Enabling the Future of Commerce

P2P Use Cases

One of the most prominent use cases for smart contracts in the current financial landscape is between individuals engaging with decentralized exchanges like Aave, Compound, and Uniswap where users can lend and borrow crypto for high yields. In these exchanges, users join lending pools where they can lend and borrow crypto with other users at agreed upon interest rates, agreements that are executed by smart contract deployment on the platform. These smart contracts, which are written code on the blockchain, execute these lending and yield agreements automatically to ensure both parties meet their agreed upon contract terms.

B2B and B2C Use Cases

Another critical use of smart contracts are in supply chains. Supply chains are using smart contracts to confirm and track shipments and deliveries as they take place, creating an instantaneous way of payment, transaction validation, and record keeping throughout the processing and delivery of consumer goods. Smart contracts are making supply chains more efficient by digitizing the payment, validation, and record keeping of the processes that goods go through from production to consumer, creating quicker and more cost efficient ways of running a supply chain.

Use cases for financial institutions

While banks are slow to adopt blockchain, the use cases for the finance community will shape the future of financial operations. Banks like JPMorgan are pioneering the future of smart contract deployment in banking as they recently launched their own blockchain, Liink, and stablecoin, the JPM coin. JPMorgan uses the JPM coin with smart contract mediation to perform risky interbank transfers and international payments instantly and without the need for an intermediary, removing the inefficiencies described above from their affairs. JPMorgan is blueprinting a lucrative landscape for other banks to follow suit with blockchain and smart contract deployment.

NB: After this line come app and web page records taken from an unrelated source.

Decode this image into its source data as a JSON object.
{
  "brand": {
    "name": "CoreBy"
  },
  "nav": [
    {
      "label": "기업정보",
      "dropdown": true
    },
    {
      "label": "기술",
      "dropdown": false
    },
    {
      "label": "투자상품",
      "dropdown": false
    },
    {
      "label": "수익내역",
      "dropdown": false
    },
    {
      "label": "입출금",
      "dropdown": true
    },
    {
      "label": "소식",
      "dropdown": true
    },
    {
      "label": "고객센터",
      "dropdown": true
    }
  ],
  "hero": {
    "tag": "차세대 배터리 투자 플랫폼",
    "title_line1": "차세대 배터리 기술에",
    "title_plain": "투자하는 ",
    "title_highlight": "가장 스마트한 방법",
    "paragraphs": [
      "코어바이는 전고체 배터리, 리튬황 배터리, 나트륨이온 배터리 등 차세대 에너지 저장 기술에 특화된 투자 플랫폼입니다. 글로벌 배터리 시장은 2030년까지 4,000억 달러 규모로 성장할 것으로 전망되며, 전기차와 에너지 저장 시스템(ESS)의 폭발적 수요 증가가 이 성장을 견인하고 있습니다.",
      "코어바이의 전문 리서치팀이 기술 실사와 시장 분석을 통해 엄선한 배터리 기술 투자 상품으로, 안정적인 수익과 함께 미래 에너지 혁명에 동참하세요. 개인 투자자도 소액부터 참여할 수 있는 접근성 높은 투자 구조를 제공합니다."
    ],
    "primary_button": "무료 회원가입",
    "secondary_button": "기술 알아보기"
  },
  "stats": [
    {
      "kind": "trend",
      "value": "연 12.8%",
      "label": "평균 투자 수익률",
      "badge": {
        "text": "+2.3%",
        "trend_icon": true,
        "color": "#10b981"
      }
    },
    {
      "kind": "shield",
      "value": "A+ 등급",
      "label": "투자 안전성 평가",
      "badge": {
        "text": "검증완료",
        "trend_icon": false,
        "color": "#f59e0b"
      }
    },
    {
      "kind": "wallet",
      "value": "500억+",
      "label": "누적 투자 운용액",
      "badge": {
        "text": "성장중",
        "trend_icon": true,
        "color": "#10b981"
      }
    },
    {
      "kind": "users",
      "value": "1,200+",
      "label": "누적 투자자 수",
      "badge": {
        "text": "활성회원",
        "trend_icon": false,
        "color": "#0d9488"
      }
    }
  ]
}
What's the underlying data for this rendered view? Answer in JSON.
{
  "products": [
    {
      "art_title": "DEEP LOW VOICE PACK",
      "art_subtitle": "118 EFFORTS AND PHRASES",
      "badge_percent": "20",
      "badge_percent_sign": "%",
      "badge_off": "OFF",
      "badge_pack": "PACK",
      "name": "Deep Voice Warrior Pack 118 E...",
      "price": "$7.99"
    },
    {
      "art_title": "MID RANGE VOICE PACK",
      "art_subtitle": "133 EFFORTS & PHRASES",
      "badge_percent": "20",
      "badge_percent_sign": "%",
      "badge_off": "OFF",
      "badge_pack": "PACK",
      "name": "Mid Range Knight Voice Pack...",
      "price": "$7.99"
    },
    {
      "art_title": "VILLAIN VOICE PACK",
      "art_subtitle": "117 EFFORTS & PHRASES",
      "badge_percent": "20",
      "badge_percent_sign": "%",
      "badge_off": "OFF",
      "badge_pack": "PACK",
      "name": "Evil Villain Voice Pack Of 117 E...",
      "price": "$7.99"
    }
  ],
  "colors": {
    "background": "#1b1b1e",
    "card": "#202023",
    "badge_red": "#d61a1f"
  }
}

At Sarson Funds, we believe the financial community must keep a close eye on the development of smart contract capabilities as these automated systems enable greater, frictionless financial freedom. We believe that as the ecosystem develops, smart contracts will become the future of P2P, B2B, and B2C commerce.

By Liam McDonald

Enterprise Ethereum Alliance (EEA) Rolls Out Real Estate Industry Guidelines

The EEA Real Estate Special Interest Group (SIG) recently released a set of use cases around blockchain and real estate. The group, which is made up of 50 international real estate leaders known for championing technology in the field, developed the document to highlight areas in which blockchain can improve customer interactions, speed up transactions, and create more efficient business models in the industry. The publication features use cases covering:

  • Token Securitization
  • Land Registries and Cadastrals
  • Token-Enabled Marketplaces
  • Standardized Property Data
  • Tokenization of Real Estate
  • Sales Process Optimization
  • Real Estate Management
  • Property Identification, Listings, and Data

To read the full report, click here.